### WHAT NEEDS TO BE DONE
Among the lines of the records, please find those that contain the word "control" and copy them.

Component data from apps and pages:
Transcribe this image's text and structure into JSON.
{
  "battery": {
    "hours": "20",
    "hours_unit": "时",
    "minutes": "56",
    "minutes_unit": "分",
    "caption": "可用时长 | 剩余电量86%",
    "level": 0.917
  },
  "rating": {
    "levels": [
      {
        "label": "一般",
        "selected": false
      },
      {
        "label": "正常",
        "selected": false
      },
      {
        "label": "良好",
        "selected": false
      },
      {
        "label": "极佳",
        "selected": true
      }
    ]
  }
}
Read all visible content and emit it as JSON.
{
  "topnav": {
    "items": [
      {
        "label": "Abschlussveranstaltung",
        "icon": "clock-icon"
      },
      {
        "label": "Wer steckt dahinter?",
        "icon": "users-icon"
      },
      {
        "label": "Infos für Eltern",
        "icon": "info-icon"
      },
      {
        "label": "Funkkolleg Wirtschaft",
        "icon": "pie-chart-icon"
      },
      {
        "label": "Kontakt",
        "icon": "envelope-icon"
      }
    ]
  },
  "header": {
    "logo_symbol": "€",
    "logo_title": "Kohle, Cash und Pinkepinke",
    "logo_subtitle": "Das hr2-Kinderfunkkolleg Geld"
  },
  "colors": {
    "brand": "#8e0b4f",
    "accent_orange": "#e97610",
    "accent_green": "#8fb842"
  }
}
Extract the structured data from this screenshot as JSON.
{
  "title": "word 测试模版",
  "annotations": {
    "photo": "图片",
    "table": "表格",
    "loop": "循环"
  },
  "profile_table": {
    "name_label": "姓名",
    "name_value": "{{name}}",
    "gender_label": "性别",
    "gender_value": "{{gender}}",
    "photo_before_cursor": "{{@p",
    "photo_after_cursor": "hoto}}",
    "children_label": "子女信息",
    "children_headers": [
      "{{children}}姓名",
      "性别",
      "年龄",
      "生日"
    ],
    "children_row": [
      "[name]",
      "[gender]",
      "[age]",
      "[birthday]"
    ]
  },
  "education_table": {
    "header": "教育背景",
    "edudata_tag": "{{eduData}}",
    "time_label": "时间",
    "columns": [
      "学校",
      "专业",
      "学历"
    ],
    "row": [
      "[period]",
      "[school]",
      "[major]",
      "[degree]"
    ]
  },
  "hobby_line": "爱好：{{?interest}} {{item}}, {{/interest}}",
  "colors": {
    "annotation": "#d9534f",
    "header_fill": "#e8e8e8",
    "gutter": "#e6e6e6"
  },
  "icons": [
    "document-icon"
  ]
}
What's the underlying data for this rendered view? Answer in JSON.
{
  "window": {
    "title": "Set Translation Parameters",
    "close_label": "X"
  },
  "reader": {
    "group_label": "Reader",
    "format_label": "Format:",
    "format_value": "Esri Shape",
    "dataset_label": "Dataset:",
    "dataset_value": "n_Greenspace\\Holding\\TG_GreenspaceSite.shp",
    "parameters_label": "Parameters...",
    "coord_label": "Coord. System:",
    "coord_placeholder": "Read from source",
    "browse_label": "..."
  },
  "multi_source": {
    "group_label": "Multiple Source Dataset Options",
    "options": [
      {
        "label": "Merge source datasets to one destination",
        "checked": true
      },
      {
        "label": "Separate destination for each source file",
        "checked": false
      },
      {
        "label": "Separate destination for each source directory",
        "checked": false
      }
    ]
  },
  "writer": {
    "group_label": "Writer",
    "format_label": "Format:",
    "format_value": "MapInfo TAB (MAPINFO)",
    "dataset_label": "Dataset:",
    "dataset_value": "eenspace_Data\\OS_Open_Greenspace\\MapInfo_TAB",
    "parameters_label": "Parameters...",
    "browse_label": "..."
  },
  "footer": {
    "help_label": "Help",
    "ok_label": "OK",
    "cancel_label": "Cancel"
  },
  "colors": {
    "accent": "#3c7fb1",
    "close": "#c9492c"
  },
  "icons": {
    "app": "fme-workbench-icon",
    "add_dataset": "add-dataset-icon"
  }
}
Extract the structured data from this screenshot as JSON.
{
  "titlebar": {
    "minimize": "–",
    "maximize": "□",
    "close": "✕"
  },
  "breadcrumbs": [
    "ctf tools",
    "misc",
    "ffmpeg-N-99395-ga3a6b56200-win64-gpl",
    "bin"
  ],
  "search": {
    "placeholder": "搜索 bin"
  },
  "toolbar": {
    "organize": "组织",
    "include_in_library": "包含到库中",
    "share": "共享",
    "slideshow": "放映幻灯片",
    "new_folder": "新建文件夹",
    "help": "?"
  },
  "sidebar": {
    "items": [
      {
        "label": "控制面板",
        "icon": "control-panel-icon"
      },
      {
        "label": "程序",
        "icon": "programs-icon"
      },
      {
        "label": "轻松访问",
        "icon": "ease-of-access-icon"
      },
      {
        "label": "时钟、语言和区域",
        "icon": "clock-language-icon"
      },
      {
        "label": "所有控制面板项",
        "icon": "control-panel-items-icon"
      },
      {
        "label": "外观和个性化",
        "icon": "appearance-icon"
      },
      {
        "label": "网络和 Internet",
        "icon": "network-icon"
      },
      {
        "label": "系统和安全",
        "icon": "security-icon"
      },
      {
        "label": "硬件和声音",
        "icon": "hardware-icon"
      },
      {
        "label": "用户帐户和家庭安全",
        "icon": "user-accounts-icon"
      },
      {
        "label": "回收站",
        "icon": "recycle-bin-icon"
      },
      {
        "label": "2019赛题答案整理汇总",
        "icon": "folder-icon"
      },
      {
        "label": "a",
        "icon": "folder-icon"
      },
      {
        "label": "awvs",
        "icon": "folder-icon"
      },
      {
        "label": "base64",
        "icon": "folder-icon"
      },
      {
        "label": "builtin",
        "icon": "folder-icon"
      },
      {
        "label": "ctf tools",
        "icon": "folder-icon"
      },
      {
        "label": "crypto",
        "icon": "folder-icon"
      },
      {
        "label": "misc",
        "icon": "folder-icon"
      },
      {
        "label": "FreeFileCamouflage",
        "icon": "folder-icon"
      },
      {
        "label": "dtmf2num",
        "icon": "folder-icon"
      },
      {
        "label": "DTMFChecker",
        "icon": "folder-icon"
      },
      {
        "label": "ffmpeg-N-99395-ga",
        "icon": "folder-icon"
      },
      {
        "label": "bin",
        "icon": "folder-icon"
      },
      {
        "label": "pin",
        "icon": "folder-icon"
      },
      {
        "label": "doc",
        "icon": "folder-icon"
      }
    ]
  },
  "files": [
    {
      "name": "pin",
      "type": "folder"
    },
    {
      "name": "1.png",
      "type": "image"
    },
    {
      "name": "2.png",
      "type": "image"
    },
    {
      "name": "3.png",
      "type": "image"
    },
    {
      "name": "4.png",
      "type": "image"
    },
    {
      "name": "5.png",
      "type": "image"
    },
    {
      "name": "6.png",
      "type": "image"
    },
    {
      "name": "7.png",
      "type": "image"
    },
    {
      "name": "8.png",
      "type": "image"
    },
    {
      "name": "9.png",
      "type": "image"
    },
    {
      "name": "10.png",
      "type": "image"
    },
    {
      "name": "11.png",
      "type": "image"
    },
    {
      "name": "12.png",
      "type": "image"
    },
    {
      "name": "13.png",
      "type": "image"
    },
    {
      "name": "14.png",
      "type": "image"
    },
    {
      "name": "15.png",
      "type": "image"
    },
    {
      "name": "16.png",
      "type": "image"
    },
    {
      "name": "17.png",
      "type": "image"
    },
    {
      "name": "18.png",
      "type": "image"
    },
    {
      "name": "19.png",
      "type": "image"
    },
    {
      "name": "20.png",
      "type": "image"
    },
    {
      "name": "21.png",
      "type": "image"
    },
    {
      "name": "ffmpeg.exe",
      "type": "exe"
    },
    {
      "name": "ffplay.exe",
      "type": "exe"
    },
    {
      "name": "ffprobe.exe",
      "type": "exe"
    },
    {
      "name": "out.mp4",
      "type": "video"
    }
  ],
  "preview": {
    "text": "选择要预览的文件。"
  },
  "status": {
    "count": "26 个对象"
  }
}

### ANSWER BOX
        "icon": "control-panel-icon"
        "icon": "control-panel-items-icon"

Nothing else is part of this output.